-------- Exercise data

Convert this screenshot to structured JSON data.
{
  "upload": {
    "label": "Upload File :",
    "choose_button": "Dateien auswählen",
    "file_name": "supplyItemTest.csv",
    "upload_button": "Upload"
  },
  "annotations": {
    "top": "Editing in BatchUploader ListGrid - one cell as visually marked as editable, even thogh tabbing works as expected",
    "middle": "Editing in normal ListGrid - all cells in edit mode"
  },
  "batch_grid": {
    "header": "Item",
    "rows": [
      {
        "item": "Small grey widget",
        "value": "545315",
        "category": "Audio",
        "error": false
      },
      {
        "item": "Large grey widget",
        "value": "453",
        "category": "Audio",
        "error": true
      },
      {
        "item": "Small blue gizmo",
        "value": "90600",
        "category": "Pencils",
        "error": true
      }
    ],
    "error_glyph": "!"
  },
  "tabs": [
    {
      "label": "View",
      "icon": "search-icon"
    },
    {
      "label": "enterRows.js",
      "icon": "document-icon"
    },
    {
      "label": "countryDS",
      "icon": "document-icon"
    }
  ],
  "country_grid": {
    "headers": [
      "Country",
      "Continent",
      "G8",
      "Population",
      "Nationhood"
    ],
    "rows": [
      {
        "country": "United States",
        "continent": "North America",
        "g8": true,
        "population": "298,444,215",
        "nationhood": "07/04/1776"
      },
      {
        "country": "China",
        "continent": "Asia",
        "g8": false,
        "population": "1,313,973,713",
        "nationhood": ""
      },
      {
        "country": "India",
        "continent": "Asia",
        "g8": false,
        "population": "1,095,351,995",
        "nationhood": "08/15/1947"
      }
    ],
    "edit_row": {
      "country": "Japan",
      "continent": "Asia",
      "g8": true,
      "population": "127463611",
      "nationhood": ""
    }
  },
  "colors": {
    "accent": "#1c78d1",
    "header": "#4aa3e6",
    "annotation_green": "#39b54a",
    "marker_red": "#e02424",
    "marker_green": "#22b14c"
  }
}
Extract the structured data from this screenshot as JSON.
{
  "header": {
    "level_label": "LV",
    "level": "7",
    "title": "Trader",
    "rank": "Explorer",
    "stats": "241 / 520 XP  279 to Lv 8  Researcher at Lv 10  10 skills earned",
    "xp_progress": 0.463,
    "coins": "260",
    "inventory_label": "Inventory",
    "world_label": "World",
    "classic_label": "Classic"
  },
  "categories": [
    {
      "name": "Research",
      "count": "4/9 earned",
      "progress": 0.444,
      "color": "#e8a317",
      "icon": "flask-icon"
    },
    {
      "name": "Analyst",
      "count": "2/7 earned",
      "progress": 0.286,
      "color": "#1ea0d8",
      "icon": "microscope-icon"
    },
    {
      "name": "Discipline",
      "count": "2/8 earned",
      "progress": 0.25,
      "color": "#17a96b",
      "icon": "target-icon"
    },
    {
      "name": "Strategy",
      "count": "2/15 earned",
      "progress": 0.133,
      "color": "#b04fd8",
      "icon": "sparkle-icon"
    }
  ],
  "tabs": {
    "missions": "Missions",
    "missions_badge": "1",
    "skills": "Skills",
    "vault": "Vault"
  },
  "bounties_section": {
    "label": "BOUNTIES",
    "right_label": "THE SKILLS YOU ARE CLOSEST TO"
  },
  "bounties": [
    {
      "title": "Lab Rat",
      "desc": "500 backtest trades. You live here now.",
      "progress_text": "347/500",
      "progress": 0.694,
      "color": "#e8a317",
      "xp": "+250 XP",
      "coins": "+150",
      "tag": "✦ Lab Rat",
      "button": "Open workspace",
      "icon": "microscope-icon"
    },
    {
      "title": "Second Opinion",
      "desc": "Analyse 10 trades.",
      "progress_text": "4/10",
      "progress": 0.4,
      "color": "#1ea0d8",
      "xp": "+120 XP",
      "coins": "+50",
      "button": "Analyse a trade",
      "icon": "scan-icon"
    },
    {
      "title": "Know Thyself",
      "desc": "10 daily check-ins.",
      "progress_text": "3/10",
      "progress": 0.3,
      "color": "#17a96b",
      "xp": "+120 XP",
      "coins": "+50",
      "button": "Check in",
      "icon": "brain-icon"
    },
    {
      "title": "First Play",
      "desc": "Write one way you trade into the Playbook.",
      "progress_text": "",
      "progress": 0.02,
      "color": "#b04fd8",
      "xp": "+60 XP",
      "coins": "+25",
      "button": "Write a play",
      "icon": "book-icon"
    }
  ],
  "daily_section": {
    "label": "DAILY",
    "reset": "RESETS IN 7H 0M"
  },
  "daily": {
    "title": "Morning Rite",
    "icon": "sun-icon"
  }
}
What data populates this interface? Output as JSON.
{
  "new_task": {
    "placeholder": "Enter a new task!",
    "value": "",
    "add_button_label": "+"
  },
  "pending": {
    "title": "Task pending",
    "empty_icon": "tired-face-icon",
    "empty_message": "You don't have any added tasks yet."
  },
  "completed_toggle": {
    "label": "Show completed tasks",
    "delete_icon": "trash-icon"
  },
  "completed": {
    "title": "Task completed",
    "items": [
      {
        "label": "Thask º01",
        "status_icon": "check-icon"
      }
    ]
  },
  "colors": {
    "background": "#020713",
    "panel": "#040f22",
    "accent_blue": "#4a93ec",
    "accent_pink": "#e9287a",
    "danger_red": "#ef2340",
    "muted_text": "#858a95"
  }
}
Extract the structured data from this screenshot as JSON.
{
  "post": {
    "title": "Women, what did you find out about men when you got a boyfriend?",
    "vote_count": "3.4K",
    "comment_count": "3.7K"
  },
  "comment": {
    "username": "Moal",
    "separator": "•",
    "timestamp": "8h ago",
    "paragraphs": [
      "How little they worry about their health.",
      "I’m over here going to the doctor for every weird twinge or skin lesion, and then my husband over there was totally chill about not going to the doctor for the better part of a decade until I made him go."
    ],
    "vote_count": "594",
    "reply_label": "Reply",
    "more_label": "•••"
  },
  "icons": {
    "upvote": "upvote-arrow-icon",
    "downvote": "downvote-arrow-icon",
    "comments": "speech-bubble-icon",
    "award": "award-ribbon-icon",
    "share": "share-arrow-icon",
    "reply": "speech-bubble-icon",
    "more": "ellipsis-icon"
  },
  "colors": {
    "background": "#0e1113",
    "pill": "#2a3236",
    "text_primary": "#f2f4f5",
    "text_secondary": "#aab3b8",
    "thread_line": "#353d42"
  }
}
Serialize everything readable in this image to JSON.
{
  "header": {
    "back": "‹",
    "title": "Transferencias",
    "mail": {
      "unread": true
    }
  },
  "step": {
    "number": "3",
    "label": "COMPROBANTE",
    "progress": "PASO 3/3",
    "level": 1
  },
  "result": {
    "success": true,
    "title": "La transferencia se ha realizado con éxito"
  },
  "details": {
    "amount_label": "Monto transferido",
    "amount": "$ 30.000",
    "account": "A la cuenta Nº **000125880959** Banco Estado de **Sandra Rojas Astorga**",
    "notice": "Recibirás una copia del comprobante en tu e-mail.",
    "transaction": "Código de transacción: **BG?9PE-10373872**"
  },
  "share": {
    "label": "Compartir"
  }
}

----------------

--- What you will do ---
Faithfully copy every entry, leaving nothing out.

--- Task solution ---
Convert this screenshot to structured JSON data.
{
  "upload": {
    "label": "Upload File :",
    "choose_button": "Dateien auswählen",
    "file_name": "supplyItemTest.csv",
    "upload_button": "Upload"
  },
  "annotations": {
    "top": "Editing in BatchUploader ListGrid - one cell as visually marked as editable, even thogh tabbing works as expected",
    "middle": "Editing in normal ListGrid - all cells in edit mode"
  },
  "batch_grid": {
    "header": "Item",
    "rows": [
      {
        "item": "Small grey widget",
        "value": "545315",
        "category": "Audio",
        "error": false
      },
      {
        "item": "Large grey widget",
        "value": "453",
        "category": "Audio",
        "error": true
      },
      {
        "item": "Small blue gizmo",
        "value": "90600",
        "category": "Pencils",
        "error": true
      }
    ],
    "error_glyph": "!"
  },
  "tabs": [
    {
      "label": "View",
      "icon": "search-icon"
    },
    {
      "label": "enterRows.js",
      "icon": "document-icon"
    },
    {
      "label": "countryDS",
      "icon": "document-icon"
    }
  ],
  "country_grid": {
    "headers": [
      "Country",
      "Continent",
      "G8",
      "Population",
      "Nationhood"
    ],
    "rows": [
      {
        "country": "United States",
        "continent": "North America",
        "g8": true,
        "population": "298,444,215",
        "nationhood": "07/04/1776"
      },
      {
        "country": "China",
        "continent": "Asia",
        "g8": false,
        "population": "1,313,973,713",
        "nationhood": ""
      },
      {
        "country": "India",
        "continent": "Asia",
        "g8": false,
        "population": "1,095,351,995",
        "nationhood": "08/15/1947"
      }
    ],
    "edit_row": {
      "country": "Japan",
      "continent": "Asia",
      "g8": true,
      "population": "127463611",
      "nationhood": ""
    }
  },
  "colors": {
    "accent": "#1c78d1",
    "header": "#4aa3e6",
    "annotation_green": "#39b54a",
    "marker_red": "#e02424",
    "marker_green": "#22b14c"
  }
}
Extract the structured data from this screenshot as JSON.
{
  "header": {
    "level_label": "LV",
    "level": "7",
    "title": "Trader",
    "rank": "Explorer",
    "stats": "241 / 520 XP  279 to Lv 8  Researcher at Lv 10  10 skills earned",
    "xp_progress": 0.463,
    "coins": "260",
    "inventory_label": "Inventory",
    "world_label": "World",
    "classic_label": "Classic"
  },
  "categories": [
    {
      "name": "Research",
      "count": "4/9 earned",
      "progress": 0.444,
      "color": "#e8a317",
      "icon": "flask-icon"
    },
    {
      "name": "Analyst",
      "count": "2/7 earned",
      "progress": 0.286,
      "color": "#1ea0d8",
      "icon": "microscope-icon"
    },
    {
      "name": "Discipline",
      "count": "2/8 earned",
      "progress": 0.25,
      "color": "#17a96b",
      "icon": "target-icon"
    },
    {
      "name": "Strategy",
      "count": "2/15 earned",
      "progress": 0.133,
      "color": "#b04fd8",
      "icon": "sparkle-icon"
    }
  ],
  "tabs": {
    "missions": "Missions",
    "missions_badge": "1",
    "skills": "Skills",
    "vault": "Vault"
  },
  "bounties_section": {
    "label": "BOUNTIES",
    "right_label": "THE SKILLS YOU ARE CLOSEST TO"
  },
  "bounties": [
    {
      "title": "Lab Rat",
      "desc": "500 backtest trades. You live here now.",
      "progress_text": "347/500",
      "progress": 0.694,
      "color": "#e8a317",
      "xp": "+250 XP",
      "coins": "+150",
      "tag": "✦ Lab Rat",
      "button": "Open workspace",
      "icon": "microscope-icon"
    },
    {
      "title": "Second Opinion",
      "desc": "Analyse 10 trades.",
      "progress_text": "4/10",
      "progress": 0.4,
      "color": "#1ea0d8",
      "xp": "+120 XP",
      "coins": "+50",
      "button": "Analyse a trade",
      "icon": "scan-icon"
    },
    {
      "title": "Know Thyself",
      "desc": "10 daily check-ins.",
      "progress_text": "3/10",
      "progress": 0.3,
      "color": "#17a96b",
      "xp": "+120 XP",
      "coins": "+50",
      "button": "Check in",
      "icon": "brain-icon"
    },
    {
      "title": "First Play",
      "desc": "Write one way you trade into the Playbook.",
      "progress_text": "",
      "progress": 0.02,
      "color": "#b04fd8",
      "xp": "+60 XP",
      "coins": "+25",
      "button": "Write a play",
      "icon": "book-icon"
    }
  ],
  "daily_section": {
    "label": "DAILY",
    "reset": "RESETS IN 7H 0M"
  },
  "daily": {
    "title": "Morning Rite",
    "icon": "sun-icon"
  }
}
What data populates this interface? Output as JSON.
{
  "new_task": {
    "placeholder": "Enter a new task!",
    "value": "",
    "add_button_label": "+"
  },
  "pending": {
    "title": "Task pending",
    "empty_icon": "tired-face-icon",
    "empty_message": "You don't have any added tasks yet."
  },
  "completed_toggle": {
    "label": "Show completed tasks",
    "delete_icon": "trash-icon"
  },
  "completed": {
    "title": "Task completed",
    "items": [
      {
        "label": "Thask º01",
        "status_icon": "check-icon"
      }
    ]
  },
  "colors": {
    "background": "#020713",
    "panel": "#040f22",
    "accent_blue": "#4a93ec",
    "accent_pink": "#e9287a",
    "danger_red": "#ef2340",
    "muted_text": "#858a95"
  }
}
Extract the structured data from this screenshot as JSON.
{
  "post": {
    "title": "Women, what did you find out about men when you got a boyfriend?",
    "vote_count": "3.4K",
    "comment_count": "3.7K"
  },
  "comment": {
    "username": "Moal",
    "separator": "•",
    "timestamp": "8h ago",
    "paragraphs": [
      "How little they worry about their health.",
      "I’m over here going to the doctor for every weird twinge or skin lesion, and then my husband over there was totally chill about not going to the doctor for the better part of a decade until I made him go."
    ],
    "vote_count": "594",
    "reply_label": "Reply",
    "more_label": "•••"
  },
  "icons": {
    "upvote": "upvote-arrow-icon",
    "downvote": "downvote-arrow-icon",
    "comments": "speech-bubble-icon",
    "award": "award-ribbon-icon",
    "share": "share-arrow-icon",
    "reply": "speech-bubble-icon",
    "more": "ellipsis-icon"
  },
  "colors": {
    "background": "#0e1113",
    "pill": "#2a3236",
    "text_primary": "#f2f4f5",
    "text_secondary": "#aab3b8",
    "thread_line": "#353d42"
  }
}
Serialize everything readable in this image to JSON.
{
  "header": {
    "back": "‹",
    "title": "Transferencias",
    "mail": {
      "unread": true
    }
  },
  "step": {
    "number": "3",
    "label": "COMPROBANTE",
    "progress": "PASO 3/3",
    "level": 1
  },
  "result": {
    "success": true,
    "title": "La transferencia se ha realizado con éxito"
  },
  "details": {
    "amount_label": "Monto transferido",
    "amount": "$ 30.000",
    "account": "A la cuenta Nº **000125880959** Banco Estado de **Sandra Rojas Astorga**",
    "notice": "Recibirás una copia del comprobante en tu e-mail.",
    "transaction": "Código de transacción: **BG?9PE-10373872**"
  },
  "share": {
    "label": "Compartir"
  }
}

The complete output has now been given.